* Task instructions: The lines wanted are those in the data below that include "首营产品审批".

* Given information:
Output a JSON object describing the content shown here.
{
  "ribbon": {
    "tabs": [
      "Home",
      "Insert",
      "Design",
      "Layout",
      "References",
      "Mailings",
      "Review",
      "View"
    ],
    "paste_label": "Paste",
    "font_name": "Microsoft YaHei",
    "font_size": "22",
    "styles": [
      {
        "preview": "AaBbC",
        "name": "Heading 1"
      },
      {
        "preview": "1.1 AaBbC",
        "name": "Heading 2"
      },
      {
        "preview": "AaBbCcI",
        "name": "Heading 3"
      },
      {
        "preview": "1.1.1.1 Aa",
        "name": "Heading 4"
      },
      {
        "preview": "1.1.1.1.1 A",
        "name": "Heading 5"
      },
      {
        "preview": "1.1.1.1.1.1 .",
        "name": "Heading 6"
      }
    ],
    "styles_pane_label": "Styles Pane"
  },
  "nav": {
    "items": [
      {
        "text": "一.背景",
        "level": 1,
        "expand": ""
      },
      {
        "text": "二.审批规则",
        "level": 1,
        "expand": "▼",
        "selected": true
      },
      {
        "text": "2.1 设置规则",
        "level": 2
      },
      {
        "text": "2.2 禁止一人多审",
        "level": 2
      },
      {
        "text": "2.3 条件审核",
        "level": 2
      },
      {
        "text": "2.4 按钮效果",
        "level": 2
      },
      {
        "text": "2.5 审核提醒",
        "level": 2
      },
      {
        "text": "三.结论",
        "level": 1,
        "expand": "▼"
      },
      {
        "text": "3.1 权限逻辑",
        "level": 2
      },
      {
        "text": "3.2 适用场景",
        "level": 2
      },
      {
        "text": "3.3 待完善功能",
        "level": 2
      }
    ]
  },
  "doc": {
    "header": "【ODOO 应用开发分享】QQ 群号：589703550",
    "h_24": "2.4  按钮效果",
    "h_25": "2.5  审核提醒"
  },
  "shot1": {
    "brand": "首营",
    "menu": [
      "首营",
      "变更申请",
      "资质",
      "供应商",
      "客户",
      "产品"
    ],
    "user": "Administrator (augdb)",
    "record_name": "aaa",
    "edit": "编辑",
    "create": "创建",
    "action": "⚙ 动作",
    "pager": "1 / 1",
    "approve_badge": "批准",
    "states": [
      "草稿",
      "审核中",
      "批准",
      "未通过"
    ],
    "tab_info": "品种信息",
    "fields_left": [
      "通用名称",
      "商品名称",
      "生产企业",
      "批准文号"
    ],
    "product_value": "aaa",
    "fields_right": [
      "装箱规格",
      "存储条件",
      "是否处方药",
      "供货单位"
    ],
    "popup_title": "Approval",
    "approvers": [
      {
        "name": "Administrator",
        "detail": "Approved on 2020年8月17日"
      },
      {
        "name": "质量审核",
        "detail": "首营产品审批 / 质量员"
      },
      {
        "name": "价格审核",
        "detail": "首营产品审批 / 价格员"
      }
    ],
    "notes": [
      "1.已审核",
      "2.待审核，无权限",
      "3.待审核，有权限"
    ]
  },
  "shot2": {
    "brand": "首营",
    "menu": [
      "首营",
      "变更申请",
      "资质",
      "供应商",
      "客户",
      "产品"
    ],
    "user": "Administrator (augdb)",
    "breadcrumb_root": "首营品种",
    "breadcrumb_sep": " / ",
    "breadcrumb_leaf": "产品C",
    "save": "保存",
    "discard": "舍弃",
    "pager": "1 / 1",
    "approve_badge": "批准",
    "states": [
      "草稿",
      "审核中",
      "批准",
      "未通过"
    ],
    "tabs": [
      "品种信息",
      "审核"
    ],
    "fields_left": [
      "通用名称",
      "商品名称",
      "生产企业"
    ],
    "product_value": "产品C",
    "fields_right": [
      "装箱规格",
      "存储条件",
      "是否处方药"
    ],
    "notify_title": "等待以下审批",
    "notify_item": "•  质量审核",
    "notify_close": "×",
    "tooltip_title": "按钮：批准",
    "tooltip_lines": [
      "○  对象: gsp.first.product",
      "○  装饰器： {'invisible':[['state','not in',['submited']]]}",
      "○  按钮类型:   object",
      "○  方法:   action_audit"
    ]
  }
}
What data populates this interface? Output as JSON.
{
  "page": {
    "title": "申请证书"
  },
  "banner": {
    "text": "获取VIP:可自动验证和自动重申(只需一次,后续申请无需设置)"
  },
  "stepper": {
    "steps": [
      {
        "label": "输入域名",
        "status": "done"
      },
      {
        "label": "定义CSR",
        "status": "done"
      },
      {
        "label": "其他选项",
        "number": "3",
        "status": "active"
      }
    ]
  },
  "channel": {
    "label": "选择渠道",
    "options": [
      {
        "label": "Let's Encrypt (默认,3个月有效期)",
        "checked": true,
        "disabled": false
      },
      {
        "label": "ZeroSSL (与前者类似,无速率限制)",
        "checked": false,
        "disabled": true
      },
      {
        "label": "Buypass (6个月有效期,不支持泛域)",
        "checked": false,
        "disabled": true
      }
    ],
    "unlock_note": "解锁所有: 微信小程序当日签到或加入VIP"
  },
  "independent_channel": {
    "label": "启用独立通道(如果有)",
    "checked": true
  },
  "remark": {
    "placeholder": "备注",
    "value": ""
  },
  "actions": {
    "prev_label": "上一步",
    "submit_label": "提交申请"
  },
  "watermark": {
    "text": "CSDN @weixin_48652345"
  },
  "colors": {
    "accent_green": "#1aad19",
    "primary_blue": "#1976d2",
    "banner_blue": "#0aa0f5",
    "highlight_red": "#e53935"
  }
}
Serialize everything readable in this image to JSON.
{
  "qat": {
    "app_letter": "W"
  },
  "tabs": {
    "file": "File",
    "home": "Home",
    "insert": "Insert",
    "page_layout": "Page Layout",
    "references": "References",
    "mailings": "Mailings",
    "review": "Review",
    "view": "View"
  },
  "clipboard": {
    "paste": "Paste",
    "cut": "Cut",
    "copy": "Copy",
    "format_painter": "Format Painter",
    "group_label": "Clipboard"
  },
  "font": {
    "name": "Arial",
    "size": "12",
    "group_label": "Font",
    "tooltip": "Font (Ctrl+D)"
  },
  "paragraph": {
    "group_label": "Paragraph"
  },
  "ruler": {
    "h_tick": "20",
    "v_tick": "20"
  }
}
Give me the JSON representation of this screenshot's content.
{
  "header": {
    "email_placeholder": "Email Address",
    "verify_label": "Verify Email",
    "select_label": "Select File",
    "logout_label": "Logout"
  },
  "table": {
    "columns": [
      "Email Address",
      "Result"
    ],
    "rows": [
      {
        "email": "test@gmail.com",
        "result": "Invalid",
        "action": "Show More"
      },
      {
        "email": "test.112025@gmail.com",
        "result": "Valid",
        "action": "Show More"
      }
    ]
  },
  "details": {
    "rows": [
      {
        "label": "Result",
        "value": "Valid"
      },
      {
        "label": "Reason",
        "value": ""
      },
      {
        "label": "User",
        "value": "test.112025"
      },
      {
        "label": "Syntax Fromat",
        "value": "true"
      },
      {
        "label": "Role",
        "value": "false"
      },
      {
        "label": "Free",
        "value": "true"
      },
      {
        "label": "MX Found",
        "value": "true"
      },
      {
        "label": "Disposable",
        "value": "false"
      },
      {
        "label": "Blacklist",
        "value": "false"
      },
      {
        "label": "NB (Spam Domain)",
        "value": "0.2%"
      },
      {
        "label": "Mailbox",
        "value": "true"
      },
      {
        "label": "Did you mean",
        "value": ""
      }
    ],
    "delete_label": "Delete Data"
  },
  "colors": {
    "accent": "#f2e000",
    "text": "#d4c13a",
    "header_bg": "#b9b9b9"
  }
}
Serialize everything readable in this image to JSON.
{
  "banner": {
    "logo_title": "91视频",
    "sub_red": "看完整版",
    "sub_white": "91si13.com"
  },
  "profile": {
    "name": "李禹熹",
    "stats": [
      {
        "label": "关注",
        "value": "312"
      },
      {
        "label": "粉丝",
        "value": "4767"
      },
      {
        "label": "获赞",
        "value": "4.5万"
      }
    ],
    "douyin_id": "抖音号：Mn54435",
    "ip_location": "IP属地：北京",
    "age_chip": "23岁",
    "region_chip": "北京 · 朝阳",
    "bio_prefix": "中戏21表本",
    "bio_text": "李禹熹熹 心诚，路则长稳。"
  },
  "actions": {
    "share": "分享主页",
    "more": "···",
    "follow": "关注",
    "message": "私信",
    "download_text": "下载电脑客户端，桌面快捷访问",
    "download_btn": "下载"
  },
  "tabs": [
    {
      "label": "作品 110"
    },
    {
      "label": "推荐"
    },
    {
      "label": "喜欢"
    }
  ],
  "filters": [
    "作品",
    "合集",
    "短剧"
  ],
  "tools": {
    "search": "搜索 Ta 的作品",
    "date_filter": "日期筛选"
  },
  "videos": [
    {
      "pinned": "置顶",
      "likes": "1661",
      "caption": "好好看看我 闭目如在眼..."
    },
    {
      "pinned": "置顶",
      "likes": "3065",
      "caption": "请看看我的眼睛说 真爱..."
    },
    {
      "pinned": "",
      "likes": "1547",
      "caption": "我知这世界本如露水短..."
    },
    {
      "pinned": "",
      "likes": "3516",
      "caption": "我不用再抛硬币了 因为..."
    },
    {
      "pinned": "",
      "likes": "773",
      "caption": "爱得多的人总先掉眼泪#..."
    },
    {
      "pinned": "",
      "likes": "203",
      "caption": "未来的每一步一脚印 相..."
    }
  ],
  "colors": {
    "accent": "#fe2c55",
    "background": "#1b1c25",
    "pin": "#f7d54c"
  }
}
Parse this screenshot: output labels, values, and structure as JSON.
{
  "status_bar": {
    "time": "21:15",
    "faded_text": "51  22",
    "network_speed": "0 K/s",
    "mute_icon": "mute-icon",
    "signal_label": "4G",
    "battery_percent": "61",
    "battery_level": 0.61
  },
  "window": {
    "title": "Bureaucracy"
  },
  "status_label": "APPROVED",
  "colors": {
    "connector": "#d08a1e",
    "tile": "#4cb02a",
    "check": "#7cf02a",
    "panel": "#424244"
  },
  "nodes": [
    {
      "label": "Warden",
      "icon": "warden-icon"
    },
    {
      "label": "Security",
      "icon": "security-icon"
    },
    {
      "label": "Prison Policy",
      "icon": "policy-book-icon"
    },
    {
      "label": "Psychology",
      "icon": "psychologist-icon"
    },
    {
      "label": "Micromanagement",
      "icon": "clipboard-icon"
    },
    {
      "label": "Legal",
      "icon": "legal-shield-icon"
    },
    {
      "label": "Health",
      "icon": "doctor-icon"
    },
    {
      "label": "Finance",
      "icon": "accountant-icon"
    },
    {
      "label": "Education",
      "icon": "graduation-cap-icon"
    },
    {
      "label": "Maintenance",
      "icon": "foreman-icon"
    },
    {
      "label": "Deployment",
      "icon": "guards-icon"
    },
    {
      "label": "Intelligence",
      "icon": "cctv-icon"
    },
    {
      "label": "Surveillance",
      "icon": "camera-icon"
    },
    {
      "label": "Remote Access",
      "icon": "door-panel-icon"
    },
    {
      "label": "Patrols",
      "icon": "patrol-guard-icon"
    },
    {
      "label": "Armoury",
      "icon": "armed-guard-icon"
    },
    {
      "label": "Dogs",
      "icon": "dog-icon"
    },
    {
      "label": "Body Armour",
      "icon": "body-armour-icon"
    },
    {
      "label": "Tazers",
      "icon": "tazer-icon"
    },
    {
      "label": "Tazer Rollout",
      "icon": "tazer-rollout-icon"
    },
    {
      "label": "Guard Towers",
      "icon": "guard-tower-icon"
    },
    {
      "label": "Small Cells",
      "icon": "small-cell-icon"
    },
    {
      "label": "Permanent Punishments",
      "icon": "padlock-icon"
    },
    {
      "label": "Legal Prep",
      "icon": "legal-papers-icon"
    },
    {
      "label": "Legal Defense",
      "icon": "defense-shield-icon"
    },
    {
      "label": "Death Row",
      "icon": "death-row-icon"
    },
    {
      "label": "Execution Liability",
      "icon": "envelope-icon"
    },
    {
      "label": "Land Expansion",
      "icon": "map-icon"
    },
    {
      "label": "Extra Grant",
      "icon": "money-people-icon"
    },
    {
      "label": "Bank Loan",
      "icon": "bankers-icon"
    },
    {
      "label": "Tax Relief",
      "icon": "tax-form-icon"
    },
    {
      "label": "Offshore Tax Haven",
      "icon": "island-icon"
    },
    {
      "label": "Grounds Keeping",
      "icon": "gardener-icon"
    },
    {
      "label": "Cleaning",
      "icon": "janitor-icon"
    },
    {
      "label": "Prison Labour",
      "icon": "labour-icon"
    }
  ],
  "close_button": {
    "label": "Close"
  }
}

* Written response:
        "detail": "首营产品审批 / 质量员"
        "detail": "首营产品审批 / 价格员"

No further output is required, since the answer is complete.